** Opening Information given block **
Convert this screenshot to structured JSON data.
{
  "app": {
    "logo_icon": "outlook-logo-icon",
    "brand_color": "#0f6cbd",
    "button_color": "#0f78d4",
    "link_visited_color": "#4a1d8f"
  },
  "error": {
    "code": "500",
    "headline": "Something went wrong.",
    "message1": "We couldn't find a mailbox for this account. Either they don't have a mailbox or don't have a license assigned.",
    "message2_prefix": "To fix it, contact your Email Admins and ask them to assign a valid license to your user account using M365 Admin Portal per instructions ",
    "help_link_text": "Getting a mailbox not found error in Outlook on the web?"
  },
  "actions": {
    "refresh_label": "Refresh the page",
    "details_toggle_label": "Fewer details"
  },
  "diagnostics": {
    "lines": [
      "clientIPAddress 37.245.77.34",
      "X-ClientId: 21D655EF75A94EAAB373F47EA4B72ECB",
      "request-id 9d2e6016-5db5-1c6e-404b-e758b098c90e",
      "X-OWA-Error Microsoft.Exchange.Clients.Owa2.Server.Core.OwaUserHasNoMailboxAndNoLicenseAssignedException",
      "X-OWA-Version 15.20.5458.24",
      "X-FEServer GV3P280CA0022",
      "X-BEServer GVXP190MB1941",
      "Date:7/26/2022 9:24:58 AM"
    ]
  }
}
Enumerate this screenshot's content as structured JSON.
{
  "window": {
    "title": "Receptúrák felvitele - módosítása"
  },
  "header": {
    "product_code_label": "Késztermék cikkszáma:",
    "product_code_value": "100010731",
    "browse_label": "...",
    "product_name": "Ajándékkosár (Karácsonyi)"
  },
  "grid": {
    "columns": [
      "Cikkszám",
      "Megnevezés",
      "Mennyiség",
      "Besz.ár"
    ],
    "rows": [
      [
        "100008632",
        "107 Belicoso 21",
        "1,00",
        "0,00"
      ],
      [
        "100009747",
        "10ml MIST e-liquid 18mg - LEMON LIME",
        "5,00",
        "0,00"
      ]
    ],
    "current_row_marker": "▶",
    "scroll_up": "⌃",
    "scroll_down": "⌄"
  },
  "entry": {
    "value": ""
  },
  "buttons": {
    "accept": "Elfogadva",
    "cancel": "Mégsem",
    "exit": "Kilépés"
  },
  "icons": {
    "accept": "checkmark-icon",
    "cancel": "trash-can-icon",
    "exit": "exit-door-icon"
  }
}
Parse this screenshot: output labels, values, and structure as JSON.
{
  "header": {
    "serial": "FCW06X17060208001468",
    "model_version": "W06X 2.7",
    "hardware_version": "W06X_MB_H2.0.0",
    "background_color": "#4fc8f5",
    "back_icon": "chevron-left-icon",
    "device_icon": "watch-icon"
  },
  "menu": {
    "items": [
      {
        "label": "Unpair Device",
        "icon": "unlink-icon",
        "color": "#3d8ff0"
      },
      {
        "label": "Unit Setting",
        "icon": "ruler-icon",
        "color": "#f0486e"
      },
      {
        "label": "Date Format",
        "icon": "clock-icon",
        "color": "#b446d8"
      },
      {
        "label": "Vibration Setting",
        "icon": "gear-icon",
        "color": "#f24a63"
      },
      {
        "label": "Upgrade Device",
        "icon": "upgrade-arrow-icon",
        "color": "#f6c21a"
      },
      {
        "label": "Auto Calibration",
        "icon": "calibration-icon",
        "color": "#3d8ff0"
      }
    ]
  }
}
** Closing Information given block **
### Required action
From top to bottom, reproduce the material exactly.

### Reply to the task
Convert this screenshot to structured JSON data.
{
  "app": {
    "logo_icon": "outlook-logo-icon",
    "brand_color": "#0f6cbd",
    "button_color": "#0f78d4",
    "link_visited_color": "#4a1d8f"
  },
  "error": {
    "code": "500",
    "headline": "Something went wrong.",
    "message1": "We couldn't find a mailbox for this account. Either they don't have a mailbox or don't have a license assigned.",
    "message2_prefix": "To fix it, contact your Email Admins and ask them to assign a valid license to your user account using M365 Admin Portal per instructions ",
    "help_link_text": "Getting a mailbox not found error in Outlook on the web?"
  },
  "actions": {
    "refresh_label": "Refresh the page",
    "details_toggle_label": "Fewer details"
  },
  "diagnostics": {
    "lines": [
      "clientIPAddress 37.245.77.34",
      "X-ClientId: 21D655EF75A94EAAB373F47EA4B72ECB",
      "request-id 9d2e6016-5db5-1c6e-404b-e758b098c90e",
      "X-OWA-Error Microsoft.Exchange.Clients.Owa2.Server.Core.OwaUserHasNoMailboxAndNoLicenseAssignedException",
      "X-OWA-Version 15.20.5458.24",
      "X-FEServer GV3P280CA0022",
      "X-BEServer GVXP190MB1941",
      "Date:7/26/2022 9:24:58 AM"
    ]
  }
}
Enumerate this screenshot's content as structured JSON.
{
  "window": {
    "title": "Receptúrák felvitele - módosítása"
  },
  "header": {
    "product_code_label": "Késztermék cikkszáma:",
    "product_code_value": "100010731",
    "browse_label": "...",
    "product_name": "Ajándékkosár (Karácsonyi)"
  },
  "grid": {
    "columns": [
      "Cikkszám",
      "Megnevezés",
      "Mennyiség",
      "Besz.ár"
    ],
    "rows": [
      [
        "100008632",
        "107 Belicoso 21",
        "1,00",
        "0,00"
      ],
      [
        "100009747",
        "10ml MIST e-liquid 18mg - LEMON LIME",
        "5,00",
        "0,00"
      ]
    ],
    "current_row_marker": "▶",
    "scroll_up": "⌃",
    "scroll_down": "⌄"
  },
  "entry": {
    "value": ""
  },
  "buttons": {
    "accept": "Elfogadva",
    "cancel": "Mégsem",
    "exit": "Kilépés"
  },
  "icons": {
    "accept": "checkmark-icon",
    "cancel": "trash-can-icon",
    "exit": "exit-door-icon"
  }
}
Parse this screenshot: output labels, values, and structure as JSON.
{
  "header": {
    "serial": "FCW06X17060208001468",
    "model_version": "W06X 2.7",
    "hardware_version": "W06X_MB_H2.0.0",
    "background_color": "#4fc8f5",
    "back_icon": "chevron-left-icon",
    "device_icon": "watch-icon"
  },
  "menu": {
    "items": [
      {
        "label": "Unpair Device",
        "icon": "unlink-icon",
        "color": "#3d8ff0"
      },
      {
        "label": "Unit Setting",
        "icon": "ruler-icon",
        "color": "#f0486e"
      },
      {
        "label": "Date Format",
        "icon": "clock-icon",
        "color": "#b446d8"
      },
      {
        "label": "Vibration Setting",
        "icon": "gear-icon",
        "color": "#f24a63"
      },
      {
        "label": "Upgrade Device",
        "icon": "upgrade-arrow-icon",
        "color": "#f6c21a"
      },
      {
        "label": "Auto Calibration",
        "icon": "calibration-icon",
        "color": "#3d8ff0"
      }
    ]
  }
}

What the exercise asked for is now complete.